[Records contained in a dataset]
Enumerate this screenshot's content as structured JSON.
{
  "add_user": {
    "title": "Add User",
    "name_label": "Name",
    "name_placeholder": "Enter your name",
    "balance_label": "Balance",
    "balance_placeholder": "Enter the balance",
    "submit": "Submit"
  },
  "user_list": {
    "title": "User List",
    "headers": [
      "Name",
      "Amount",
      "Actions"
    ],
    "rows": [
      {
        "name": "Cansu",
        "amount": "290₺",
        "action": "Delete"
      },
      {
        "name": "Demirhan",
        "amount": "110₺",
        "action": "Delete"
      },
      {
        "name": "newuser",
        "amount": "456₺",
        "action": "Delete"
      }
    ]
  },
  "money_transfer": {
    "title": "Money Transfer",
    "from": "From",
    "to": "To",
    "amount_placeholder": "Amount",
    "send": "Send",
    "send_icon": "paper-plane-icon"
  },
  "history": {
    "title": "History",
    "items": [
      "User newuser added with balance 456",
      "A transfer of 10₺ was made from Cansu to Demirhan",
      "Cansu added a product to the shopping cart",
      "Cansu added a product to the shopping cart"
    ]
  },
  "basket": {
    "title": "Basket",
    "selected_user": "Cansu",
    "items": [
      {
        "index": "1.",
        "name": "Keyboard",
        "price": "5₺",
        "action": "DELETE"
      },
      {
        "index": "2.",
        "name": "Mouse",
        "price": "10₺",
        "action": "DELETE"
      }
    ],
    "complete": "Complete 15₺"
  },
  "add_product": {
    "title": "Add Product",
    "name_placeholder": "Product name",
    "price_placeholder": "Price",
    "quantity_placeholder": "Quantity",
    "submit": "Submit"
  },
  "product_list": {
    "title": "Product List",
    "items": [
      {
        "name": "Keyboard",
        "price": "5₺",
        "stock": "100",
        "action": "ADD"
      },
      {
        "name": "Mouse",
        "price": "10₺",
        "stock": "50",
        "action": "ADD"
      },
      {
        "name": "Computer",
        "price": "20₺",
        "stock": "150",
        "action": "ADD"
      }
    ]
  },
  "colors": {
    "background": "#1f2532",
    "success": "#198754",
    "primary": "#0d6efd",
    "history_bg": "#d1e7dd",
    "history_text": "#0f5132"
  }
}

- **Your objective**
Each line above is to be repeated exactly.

- **Exercise output**
Enumerate this screenshot's content as structured JSON.
{
  "add_user": {
    "title": "Add User",
    "name_label": "Name",
    "name_placeholder": "Enter your name",
    "balance_label": "Balance",
    "balance_placeholder": "Enter the balance",
    "submit": "Submit"
  },
  "user_list": {
    "title": "User List",
    "headers": [
      "Name",
      "Amount",
      "Actions"
    ],
    "rows": [
      {
        "name": "Cansu",
        "amount": "290₺",
        "action": "Delete"
      },
      {
        "name": "Demirhan",
        "amount": "110₺",
        "action": "Delete"
      },
      {
        "name": "newuser",
        "amount": "456₺",
        "action": "Delete"
      }
    ]
  },
  "money_transfer": {
    "title": "Money Transfer",
    "from": "From",
    "to": "To",
    "amount_placeholder": "Amount",
    "send": "Send",
    "send_icon": "paper-plane-icon"
  },
  "history": {
    "title": "History",
    "items": [
      "User newuser added with balance 456",
      "A transfer of 10₺ was made from Cansu to Demirhan",
      "Cansu added a product to the shopping cart",
      "Cansu added a product to the shopping cart"
    ]
  },
  "basket": {
    "title": "Basket",
    "selected_user": "Cansu",
    "items": [
      {
        "index": "1.",
        "name": "Keyboard",
        "price": "5₺",
        "action": "DELETE"
      },
      {
        "index": "2.",
        "name": "Mouse",
        "price": "10₺",
        "action": "DELETE"
      }
    ],
    "complete": "Complete 15₺"
  },
  "add_product": {
    "title": "Add Product",
    "name_placeholder": "Product name",
    "price_placeholder": "Price",
    "quantity_placeholder": "Quantity",
    "submit": "Submit"
  },
  "product_list": {
    "title": "Product List",
    "items": [
      {
        "name": "Keyboard",
        "price": "5₺",
        "stock": "100",
        "action": "ADD"
      },
      {
        "name": "Mouse",
        "price": "10₺",
        "stock": "50",
        "action": "ADD"
      },
      {
        "name": "Computer",
        "price": "20₺",
        "stock": "150",
        "action": "ADD"
      }
    ]
  },
  "colors": {
    "background": "#1f2532",
    "success": "#198754",
    "primary": "#0d6efd",
    "history_bg": "#d1e7dd",
    "history_text": "#0f5132"
  }
}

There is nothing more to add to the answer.